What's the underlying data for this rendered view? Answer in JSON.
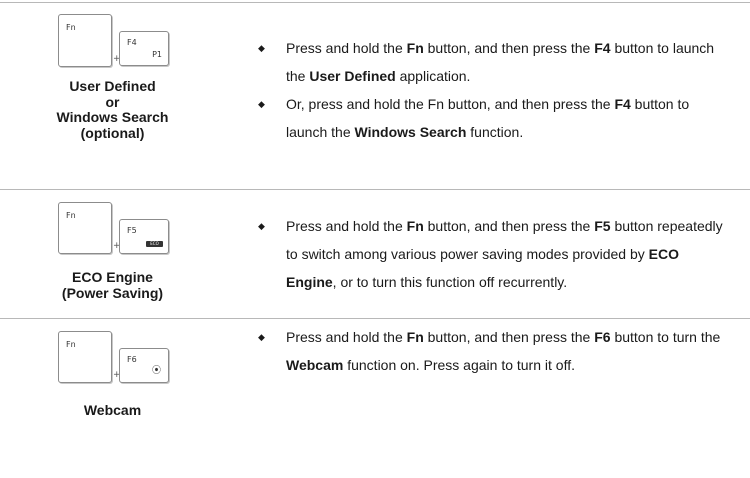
{
  "sections": [
    {
      "keys": {
        "fn": "Fn",
        "fkey": "F4",
        "fkey_sub": "P1"
      },
      "caption": [
        "User Defined",
        "or",
        "Windows Search",
        "(optional)"
      ],
      "bullets": [
        [
          {
            "t": "Press and hold the "
          },
          {
            "t": "Fn",
            "b": true
          },
          {
            "t": " button, and then press the "
          },
          {
            "t": "F4",
            "b": true
          },
          {
            "t": " button to launch the "
          },
          {
            "t": "User Defined",
            "b": true
          },
          {
            "t": " application."
          }
        ],
        [
          {
            "t": "Or, press and hold the Fn button, and then press the "
          },
          {
            "t": "F4",
            "b": true
          },
          {
            "t": " button to launch the "
          },
          {
            "t": "Windows Search",
            "b": true
          },
          {
            "t": " function."
          }
        ]
      ]
    },
    {
      "keys": {
        "fn": "Fn",
        "fkey": "F5",
        "fkey_icon": "eco-icon"
      },
      "caption": [
        "ECO Engine",
        "(Power Saving)"
      ],
      "bullets": [
        [
          {
            "t": "Press and hold the "
          },
          {
            "t": "Fn",
            "b": true
          },
          {
            "t": " button, and then press the "
          },
          {
            "t": "F5",
            "b": true
          },
          {
            "t": " button repeatedly to switch among various power saving modes provided by "
          },
          {
            "t": "ECO Engine",
            "b": true
          },
          {
            "t": ", or to turn this function off recurrently."
          }
        ]
      ]
    },
    {
      "keys": {
        "fn": "Fn",
        "fkey": "F6",
        "fkey_icon": "webcam-icon"
      },
      "caption": [
        "Webcam"
      ],
      "bullets": [
        [
          {
            "t": "Press and hold the "
          },
          {
            "t": "Fn",
            "b": true
          },
          {
            "t": " button, and then press the "
          },
          {
            "t": "F6",
            "b": true
          },
          {
            "t": " button to turn the "
          },
          {
            "t": "Webcam",
            "b": true
          },
          {
            "t": " function on. Press again to turn it off."
          }
        ]
      ]
    }
  ]
}
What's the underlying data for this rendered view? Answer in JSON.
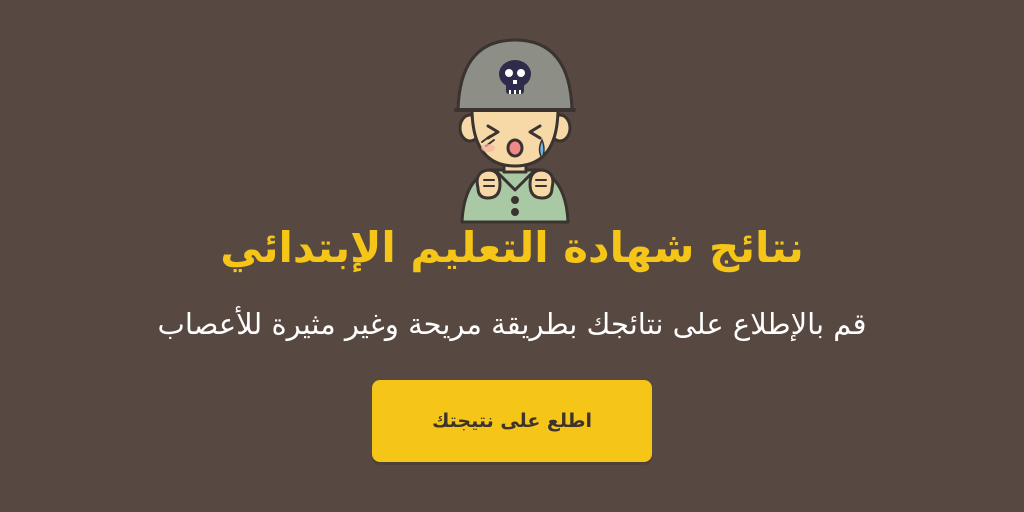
{
  "colors": {
    "background": "#574941",
    "accent": "#f5c518",
    "text_light": "#ffffff",
    "button_text": "#3e342e"
  },
  "mascot": {
    "icon": "crying-soldier-kid-icon",
    "helmet_emblem": "skull-icon"
  },
  "header": {
    "title": "نتائج شهادة التعليم الإبتدائي",
    "subtitle": "قم بالإطلاع على نتائجك بطريقة مريحة وغير مثيرة للأعصاب"
  },
  "cta": {
    "label": "اطلع على نتيجتك"
  }
}
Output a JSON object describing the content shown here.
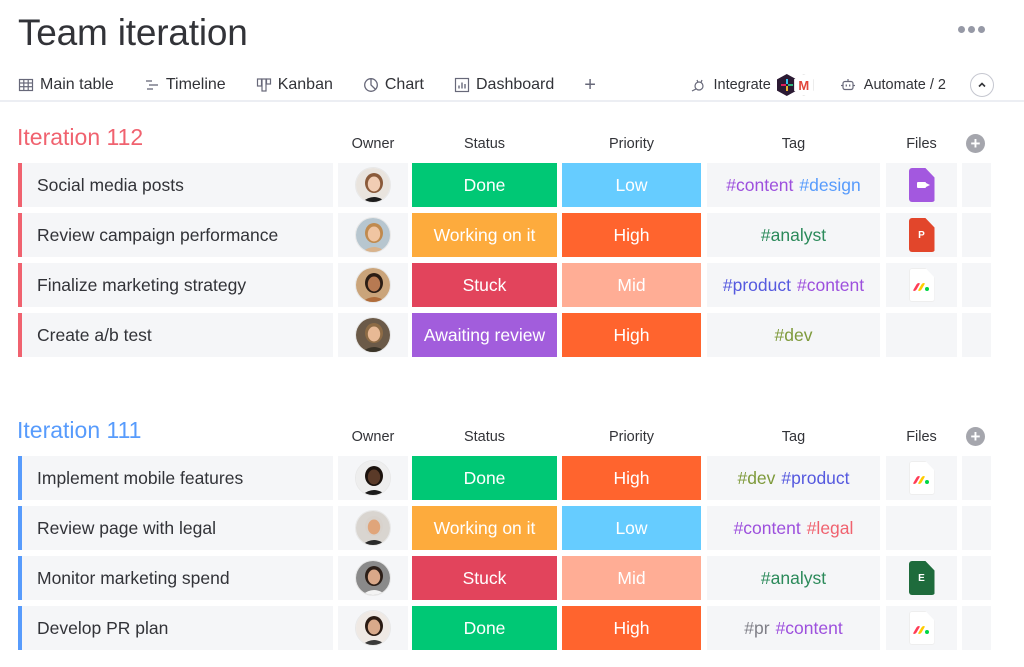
{
  "header": {
    "title": "Team iteration",
    "more_icon": "ellipsis-icon"
  },
  "tabs": [
    {
      "label": "Main table",
      "icon": "table-icon",
      "active": true
    },
    {
      "label": "Timeline",
      "icon": "timeline-icon",
      "active": false
    },
    {
      "label": "Kanban",
      "icon": "kanban-icon",
      "active": false
    },
    {
      "label": "Chart",
      "icon": "chart-pie-icon",
      "active": false
    },
    {
      "label": "Dashboard",
      "icon": "dashboard-icon",
      "active": false
    }
  ],
  "add_view_label": "+",
  "tools": {
    "integrate_label": "Integrate",
    "integrate_logos": [
      "slack-logo",
      "gmail-logo"
    ],
    "gmail_glyph": "M",
    "automate_label": "Automate / 2",
    "collapse_glyph": "^"
  },
  "columns": {
    "owner": "Owner",
    "status": "Status",
    "priority": "Priority",
    "tag": "Tag",
    "files": "Files",
    "add_column": "+"
  },
  "colors": {
    "done": "#00c875",
    "working": "#fdab3d",
    "stuck": "#e2445c",
    "awaiting": "#a25ddc",
    "low": "#66ccff",
    "high": "#ff642e",
    "mid": "#ffad95",
    "group1": "#f0626f",
    "group2": "#579bfc"
  },
  "groups": [
    {
      "title": "Iteration 112",
      "color": "#f0626f",
      "rows": [
        {
          "item": "Social media posts",
          "owner": "avatar-woman-1",
          "status": "Done",
          "status_color": "#00c875",
          "priority": "Low",
          "priority_color": "#66ccff",
          "tags": [
            {
              "text": "#content",
              "color": "#9d50dd"
            },
            {
              "text": "#design",
              "color": "#579bfc"
            }
          ],
          "file": "video"
        },
        {
          "item": "Review campaign performance",
          "owner": "avatar-woman-2",
          "status": "Working on it",
          "status_color": "#fdab3d",
          "priority": "High",
          "priority_color": "#ff642e",
          "tags": [
            {
              "text": "#analyst",
              "color": "#2b8a5a"
            }
          ],
          "file": "ppt"
        },
        {
          "item": "Finalize marketing strategy",
          "owner": "avatar-man-1",
          "status": "Stuck",
          "status_color": "#e2445c",
          "priority": "Mid",
          "priority_color": "#ffad95",
          "tags": [
            {
              "text": "#product",
              "color": "#5559df"
            },
            {
              "text": "#content",
              "color": "#9d50dd"
            }
          ],
          "file": "monday"
        },
        {
          "item": "Create a/b test",
          "owner": "avatar-woman-3",
          "status": "Awaiting review",
          "status_color": "#a25ddc",
          "priority": "High",
          "priority_color": "#ff642e",
          "tags": [
            {
              "text": "#dev",
              "color": "#7e9a3b"
            }
          ],
          "file": ""
        }
      ]
    },
    {
      "title": "Iteration 111",
      "color": "#579bfc",
      "rows": [
        {
          "item": "Implement mobile features",
          "owner": "avatar-man-2",
          "status": "Done",
          "status_color": "#00c875",
          "priority": "High",
          "priority_color": "#ff642e",
          "tags": [
            {
              "text": "#dev",
              "color": "#7e9a3b"
            },
            {
              "text": "#product",
              "color": "#5559df"
            }
          ],
          "file": "monday"
        },
        {
          "item": "Review page with legal",
          "owner": "avatar-man-3",
          "status": "Working on it",
          "status_color": "#fdab3d",
          "priority": "Low",
          "priority_color": "#66ccff",
          "tags": [
            {
              "text": "#content",
              "color": "#9d50dd"
            },
            {
              "text": "#legal",
              "color": "#f0626f"
            }
          ],
          "file": ""
        },
        {
          "item": "Monitor marketing spend",
          "owner": "avatar-woman-4",
          "status": "Stuck",
          "status_color": "#e2445c",
          "priority": "Mid",
          "priority_color": "#ffad95",
          "tags": [
            {
              "text": "#analyst",
              "color": "#2b8a5a"
            }
          ],
          "file": "xls"
        },
        {
          "item": "Develop PR plan",
          "owner": "avatar-woman-5",
          "status": "Done",
          "status_color": "#00c875",
          "priority": "High",
          "priority_color": "#ff642e",
          "tags": [
            {
              "text": "#pr",
              "color": "#7f7f87"
            },
            {
              "text": "#content",
              "color": "#9d50dd"
            }
          ],
          "file": "monday"
        }
      ]
    }
  ],
  "file_labels": {
    "ppt": "P",
    "xls": "E"
  }
}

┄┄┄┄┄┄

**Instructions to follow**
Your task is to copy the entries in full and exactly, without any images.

**Reply**
What's the underlying data for this rendered view? Answer in JSON.
{
  "sections": [
    {
      "keys": {
        "fn": "Fn",
        "fkey": "F4",
        "fkey_sub": "P1"
      },
      "caption": [
        "User Defined",
        "or",
        "Windows Search",
        "(optional)"
      ],
      "bullets": [
        [
          {
            "t": "Press and hold the "
          },
          {
            "t": "Fn",
            "b": true
          },
          {
            "t": " button, and then press the "
          },
          {
            "t": "F4",
            "b": true
          },
          {
            "t": " button to launch the "
          },
          {
            "t": "User Defined",
            "b": true
          },
          {
            "t": " application."
          }
        ],
        [
          {
            "t": "Or, press and hold the Fn button, and then press the "
          },
          {
            "t": "F4",
            "b": true
          },
          {
            "t": " button to launch the "
          },
          {
            "t": "Windows Search",
            "b": true
          },
          {
            "t": " function."
          }
        ]
      ]
    },
    {
      "keys": {
        "fn": "Fn",
        "fkey": "F5",
        "fkey_icon": "eco-icon"
      },
      "caption": [
        "ECO Engine",
        "(Power Saving)"
      ],
      "bullets": [
        [
          {
            "t": "Press and hold the "
          },
          {
            "t": "Fn",
            "b": true
          },
          {
            "t": " button, and then press the "
          },
          {
            "t": "F5",
            "b": true
          },
          {
            "t": " button repeatedly to switch among various power saving modes provided by "
          },
          {
            "t": "ECO Engine",
            "b": true
          },
          {
            "t": ", or to turn this function off recurrently."
          }
        ]
      ]
    },
    {
      "keys": {
        "fn": "Fn",
        "fkey": "F6",
        "fkey_icon": "webcam-icon"
      },
      "caption": [
        "Webcam"
      ],
      "bullets": [
        [
          {
            "t": "Press and hold the "
          },
          {
            "t": "Fn",
            "b": true
          },
          {
            "t": " button, and then press the "
          },
          {
            "t": "F6",
            "b": true
          },
          {
            "t": " button to turn the "
          },
          {
            "t": "Webcam",
            "b": true
          },
          {
            "t": " function on. Press again to turn it off."
          }
        ]
      ]
    }
  ]
}
What's the underlying data for this rendered view? Answer in JSON.
{
  "colors": {
    "background": "#574941",
    "accent": "#f5c518",
    "text_light": "#ffffff",
    "button_text": "#3e342e"
  },
  "mascot": {
    "icon": "crying-soldier-kid-icon",
    "helmet_emblem": "skull-icon"
  },
  "header": {
    "title": "نتائج شهادة التعليم الإبتدائي",
    "subtitle": "قم بالإطلاع على نتائجك بطريقة مريحة وغير مثيرة للأعصاب"
  },
  "cta": {
    "label": "اطلع على نتيجتك"
  }
}
Output a JSON object describing the content shown here.
{
  "header": {
    "title": "Team iteration",
    "more_icon": "ellipsis-icon"
  },
  "tabs": [
    {
      "label": "Main table",
      "icon": "table-icon",
      "active": true
    },
    {
      "label": "Timeline",
      "icon": "timeline-icon",
      "active": false
    },
    {
      "label": "Kanban",
      "icon": "kanban-icon",
      "active": false
    },
    {
      "label": "Chart",
      "icon": "chart-pie-icon",
      "active": false
    },
    {
      "label": "Dashboard",
      "icon": "dashboard-icon",
      "active": false
    }
  ],
  "add_view_label": "+",
  "tools": {
    "integrate_label": "Integrate",
    "integrate_logos": [
      "slack-logo",
      "gmail-logo"
    ],
    "gmail_glyph": "M",
    "automate_label": "Automate / 2",
    "collapse_glyph": "^"
  },
  "columns": {
    "owner": "Owner",
    "status": "Status",
    "priority": "Priority",
    "tag": "Tag",
    "files": "Files",
    "add_column": "+"
  },
  "colors": {
    "done": "#00c875",
    "working": "#fdab3d",
    "stuck": "#e2445c",
    "awaiting": "#a25ddc",
    "low": "#66ccff",
    "high": "#ff642e",
    "mid": "#ffad95",
    "group1": "#f0626f",
    "group2": "#579bfc"
  },
  "groups": [
    {
      "title": "Iteration 112",
      "color": "#f0626f",
      "rows": [
        {
          "item": "Social media posts",
          "owner": "avatar-woman-1",
          "status": "Done",
          "status_color": "#00c875",
          "priority": "Low",
          "priority_color": "#66ccff",
          "tags": [
            {
              "text": "#content",
              "color": "#9d50dd"
            },
            {
              "text": "#design",
              "color": "#579bfc"
            }
          ],
          "file": "video"
        },
        {
          "item": "Review campaign performance",
          "owner": "avatar-woman-2",
          "status": "Working on it",
          "status_color": "#fdab3d",
          "priority": "High",
          "priority_color": "#ff642e",
          "tags": [
            {
              "text": "#analyst",
              "color": "#2b8a5a"
            }
          ],
          "file": "ppt"
        },
        {
          "item": "Finalize marketing strategy",
          "owner": "avatar-man-1",
          "status": "Stuck",
          "status_color": "#e2445c",
          "priority": "Mid",
          "priority_color": "#ffad95",
          "tags": [
            {
              "text": "#product",
              "color": "#5559df"
            },
            {
              "text": "#content",
              "color": "#9d50dd"
            }
          ],
          "file": "monday"
        },
        {
          "item": "Create a/b test",
          "owner": "avatar-woman-3",
          "status": "Awaiting review",
          "status_color": "#a25ddc",
          "priority": "High",
          "priority_color": "#ff642e",
          "tags": [
            {
              "text": "#dev",
              "color": "#7e9a3b"
            }
          ],
          "file": ""
        }
      ]
    },
    {
      "title": "Iteration 111",
      "color": "#579bfc",
      "rows": [
        {
          "item": "Implement mobile features",
          "owner": "avatar-man-2",
          "status": "Done",
          "status_color": "#00c875",
          "priority": "High",
          "priority_color": "#ff642e",
          "tags": [
            {
              "text": "#dev",
              "color": "#7e9a3b"
            },
            {
              "text": "#product",
              "color": "#5559df"
            }
          ],
          "file": "monday"
        },
        {
          "item": "Review page with legal",
          "owner": "avatar-man-3",
          "status": "Working on it",
          "status_color": "#fdab3d",
          "priority": "Low",
          "priority_color": "#66ccff",
          "tags": [
            {
              "text": "#content",
              "color": "#9d50dd"
            },
            {
              "text": "#legal",
              "color": "#f0626f"
            }
          ],
          "file": ""
        },
        {
          "item": "Monitor marketing spend",
          "owner": "avatar-woman-4",
          "status": "Stuck",
          "status_color": "#e2445c",
          "priority": "Mid",
          "priority_color": "#ffad95",
          "tags": [
            {
              "text": "#analyst",
              "color": "#2b8a5a"
            }
          ],
          "file": "xls"
        },
        {
          "item": "Develop PR plan",
          "owner": "avatar-woman-5",
          "status": "Done",
          "status_color": "#00c875",
          "priority": "High",
          "priority_color": "#ff642e",
          "tags": [
            {
              "text": "#pr",
              "color": "#7f7f87"
            },
            {
              "text": "#content",
              "color": "#9d50dd"
            }
          ],
          "file": "monday"
        }
      ]
    }
  ],
  "file_labels": {
    "ppt": "P",
    "xls": "E"
  }
}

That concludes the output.